main story image for facebook sharing

Your Career

The Final Straw

Senior Chief Gets Help through Navy's Self-Referral Program

The Keep What You've Earned campaign released its latest testimonial video, capturing the story of a Sailor whose decision to self-refer for alcohol treatment saved his career and his life.

The latest video features Senior Chief Hospital Corpsman Brian Wenzel from the Marine Corps Security Force Regimen in Norfolk, Va. He shares how his struggles with alcoholism led him to seek treatment with the Navy's Substance Abuse Rehabilitation Program (SARP).

For the majority of his career in the Navy, Wenzel thought heavy drinking and blacking out was the definition of a "successful night." After years of living life as an alcoholic, Wenzel finally got a wakeup call one day after seeing the disease's effect on his marriage and his family.

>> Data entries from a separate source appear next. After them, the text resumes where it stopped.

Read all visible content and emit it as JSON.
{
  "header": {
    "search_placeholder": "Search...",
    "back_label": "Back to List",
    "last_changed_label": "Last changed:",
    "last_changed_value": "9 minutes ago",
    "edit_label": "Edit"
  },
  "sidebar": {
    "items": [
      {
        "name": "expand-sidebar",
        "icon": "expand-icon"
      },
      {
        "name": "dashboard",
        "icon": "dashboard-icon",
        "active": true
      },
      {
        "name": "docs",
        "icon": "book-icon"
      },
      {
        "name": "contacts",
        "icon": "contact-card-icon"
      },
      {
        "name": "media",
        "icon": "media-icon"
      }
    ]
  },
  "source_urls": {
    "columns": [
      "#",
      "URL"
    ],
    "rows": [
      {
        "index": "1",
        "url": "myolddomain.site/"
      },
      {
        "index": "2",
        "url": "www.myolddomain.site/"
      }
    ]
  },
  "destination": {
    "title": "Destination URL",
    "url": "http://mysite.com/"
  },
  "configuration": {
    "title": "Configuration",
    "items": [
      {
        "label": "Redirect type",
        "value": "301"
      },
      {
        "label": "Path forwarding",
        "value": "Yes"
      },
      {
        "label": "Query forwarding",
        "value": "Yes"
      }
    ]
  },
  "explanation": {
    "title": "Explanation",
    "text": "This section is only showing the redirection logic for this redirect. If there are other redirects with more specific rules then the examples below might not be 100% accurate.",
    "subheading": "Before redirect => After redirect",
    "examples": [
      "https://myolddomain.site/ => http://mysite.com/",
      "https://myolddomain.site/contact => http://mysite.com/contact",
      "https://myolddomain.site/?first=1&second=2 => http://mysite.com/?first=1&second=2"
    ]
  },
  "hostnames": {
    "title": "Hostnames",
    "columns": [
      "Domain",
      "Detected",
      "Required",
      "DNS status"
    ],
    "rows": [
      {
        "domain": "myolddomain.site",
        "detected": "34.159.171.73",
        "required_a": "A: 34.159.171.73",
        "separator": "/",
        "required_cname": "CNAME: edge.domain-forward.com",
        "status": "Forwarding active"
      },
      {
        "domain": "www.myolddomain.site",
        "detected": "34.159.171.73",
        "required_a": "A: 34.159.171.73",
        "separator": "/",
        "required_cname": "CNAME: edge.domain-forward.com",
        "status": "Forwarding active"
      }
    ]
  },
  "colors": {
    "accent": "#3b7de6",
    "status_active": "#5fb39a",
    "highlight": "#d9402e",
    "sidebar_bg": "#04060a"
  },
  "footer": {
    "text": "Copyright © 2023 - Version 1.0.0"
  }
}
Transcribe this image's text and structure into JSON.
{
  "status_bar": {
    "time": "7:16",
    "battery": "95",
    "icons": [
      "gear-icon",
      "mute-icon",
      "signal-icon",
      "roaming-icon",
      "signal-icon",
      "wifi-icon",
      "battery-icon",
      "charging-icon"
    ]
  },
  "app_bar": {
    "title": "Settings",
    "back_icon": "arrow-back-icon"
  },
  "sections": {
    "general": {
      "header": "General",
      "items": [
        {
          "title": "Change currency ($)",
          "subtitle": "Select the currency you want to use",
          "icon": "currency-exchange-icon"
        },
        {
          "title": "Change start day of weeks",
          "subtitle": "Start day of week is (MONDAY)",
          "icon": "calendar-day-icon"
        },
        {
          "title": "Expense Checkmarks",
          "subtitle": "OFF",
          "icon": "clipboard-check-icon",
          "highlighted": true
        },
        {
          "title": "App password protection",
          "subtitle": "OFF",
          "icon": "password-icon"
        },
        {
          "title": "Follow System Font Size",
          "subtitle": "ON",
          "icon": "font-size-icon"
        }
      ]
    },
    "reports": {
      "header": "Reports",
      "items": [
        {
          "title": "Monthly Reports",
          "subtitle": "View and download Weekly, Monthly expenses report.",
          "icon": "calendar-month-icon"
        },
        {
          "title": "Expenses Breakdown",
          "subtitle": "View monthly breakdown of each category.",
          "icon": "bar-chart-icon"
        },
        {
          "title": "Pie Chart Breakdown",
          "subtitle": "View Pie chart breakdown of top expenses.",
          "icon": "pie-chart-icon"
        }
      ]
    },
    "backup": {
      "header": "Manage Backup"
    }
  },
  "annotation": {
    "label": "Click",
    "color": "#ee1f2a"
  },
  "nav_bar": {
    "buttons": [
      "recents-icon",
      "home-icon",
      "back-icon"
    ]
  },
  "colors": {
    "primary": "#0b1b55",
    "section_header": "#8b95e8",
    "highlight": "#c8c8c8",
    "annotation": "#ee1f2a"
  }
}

"The final straw was yelling at my ex-wife and seeing my daughter put her hands over her ears begging us to stop," said Wenzel. "I realized that if I kept drinking the way I was, something bad was going to happen."

In the newly released video, Wenzel explains how he was afraid that seeking treatment would get him kicked out of the Navy. In reality, he received tremendous support from his supervisors from the moment he walked into his seargent major's office and told him he needed help.

"Which one is worse? You referring yourself to get help, or you getting an alcohol incident (such as a DUI), killing somebody, or even worse, your life comes to an end," said Wenzel.

Thanks to the treatment he received through SARP, Wenzel recently celebrated his two-year anniversary of being sober. Today he has a better relationship with his kids and aspires to becoming a master chief petty officer some day. He attributes the continued success in his sobriety and keeping what he's earned to his incredible support network within the Navy and within his family.

"We work really hard for where we're at," said Wenzel. "Why would you risk losing what you have? It doesn't make any sense to me now looking back on it."

If you think you could benefit from treatment, the Navy offers a non-disciplinary self-referral process that allows you to get treatment and remain an active-duty Sailor. During 2011, 732 Sailors self-referred. In 2012, 837 Sailors sought help for alcohol abuse. Don't wait until you've hit rock bottom or are in administrative processing for separation from the Navy to get yourself help.

"We want Sailors to understand that self-referral is the best option for getting help with alcohol or substance abuse issues," said Dorice Favorite, director of the Navy Alcohol and Drug Abuse Prevention Office. "When Sailors get help via self-referral or through the help of their command, neither results in any disciplinary action. It's a sign of strength and can ultimately save a Sailor from losing their career, or worse, their life."

Wenzel's testimonial is part of the Keep What You've Earned video series. Each testimonial reminds Sailors of the importance of drinking responsibly and keeping what you've earned.

You can watch all the Keep What You've Earned videos at For more information, and to help promote responsible drinking at your command, visit

Where to Turn For Help

Recognizing that you have a problem with alcohol is the first step in recovery. Reaching out for help takes strength and courage, and it could save your health and your career. By getting help early, you can address your drinking habits before they result in serious consequences. If you think you could benefit from treatment, the Navy offers a non-disciplinary self-referral process that allows you to get treatment and remain an active-duty Sailor.

A self-referral is initiated by a Sailor who desires counseling or treatment for alcohol abuse. To qualify as a valid self-referral, there can be no credible evidence that an alcohol-related incident has already occurred. For example, you cannot initiate a self-referral after you have been cited for an alcohol-related offense to avoid disciplinary action. Additionally, a self-referral disclosure of alcohol abuse must be made to a qualified referral agent with the intent of acquiring treatment. Disclosure made to any other person who is not a qualified self-referral agent may not prevent disciplinary action.

Qualified self-referral agents include:

*Drug and Alcohol Program Advisors
*Commanding officers, XOs, OICs, or CMDCMs/Chiefs of the Boat(COB)
*Navy drug and alcohol counselors (or interns)
*Department of Defense medical personnel
*Fleet and Family Support Center counselors